__INPUT MATERIAL__.

========================

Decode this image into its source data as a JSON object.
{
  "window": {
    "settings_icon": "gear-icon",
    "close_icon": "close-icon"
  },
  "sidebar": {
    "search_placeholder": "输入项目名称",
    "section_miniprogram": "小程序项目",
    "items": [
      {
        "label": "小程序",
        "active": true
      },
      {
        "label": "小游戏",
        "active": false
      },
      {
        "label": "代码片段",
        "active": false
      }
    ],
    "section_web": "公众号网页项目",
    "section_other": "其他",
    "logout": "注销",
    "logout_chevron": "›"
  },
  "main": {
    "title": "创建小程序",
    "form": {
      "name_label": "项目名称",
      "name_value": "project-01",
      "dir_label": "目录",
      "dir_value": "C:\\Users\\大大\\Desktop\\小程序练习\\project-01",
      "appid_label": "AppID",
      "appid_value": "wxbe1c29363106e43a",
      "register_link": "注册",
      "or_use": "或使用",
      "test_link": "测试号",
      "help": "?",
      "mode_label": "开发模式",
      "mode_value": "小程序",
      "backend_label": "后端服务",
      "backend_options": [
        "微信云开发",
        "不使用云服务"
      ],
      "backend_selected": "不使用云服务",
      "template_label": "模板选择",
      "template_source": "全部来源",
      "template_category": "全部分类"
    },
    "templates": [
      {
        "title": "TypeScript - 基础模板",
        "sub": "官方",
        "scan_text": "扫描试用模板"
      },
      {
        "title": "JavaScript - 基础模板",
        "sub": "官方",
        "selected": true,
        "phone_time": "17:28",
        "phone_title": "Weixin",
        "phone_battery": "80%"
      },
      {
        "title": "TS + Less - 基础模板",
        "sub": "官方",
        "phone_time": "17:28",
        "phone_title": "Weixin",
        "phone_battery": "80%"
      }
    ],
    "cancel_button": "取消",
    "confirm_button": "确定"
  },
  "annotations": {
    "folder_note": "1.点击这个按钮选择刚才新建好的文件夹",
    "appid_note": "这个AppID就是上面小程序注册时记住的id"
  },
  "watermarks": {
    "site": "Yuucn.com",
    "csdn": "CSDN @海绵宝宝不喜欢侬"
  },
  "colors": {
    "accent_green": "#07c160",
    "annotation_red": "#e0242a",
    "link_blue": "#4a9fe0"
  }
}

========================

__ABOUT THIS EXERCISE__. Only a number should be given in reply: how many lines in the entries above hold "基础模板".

__ANSWER TO THIS EXERCISE__. 3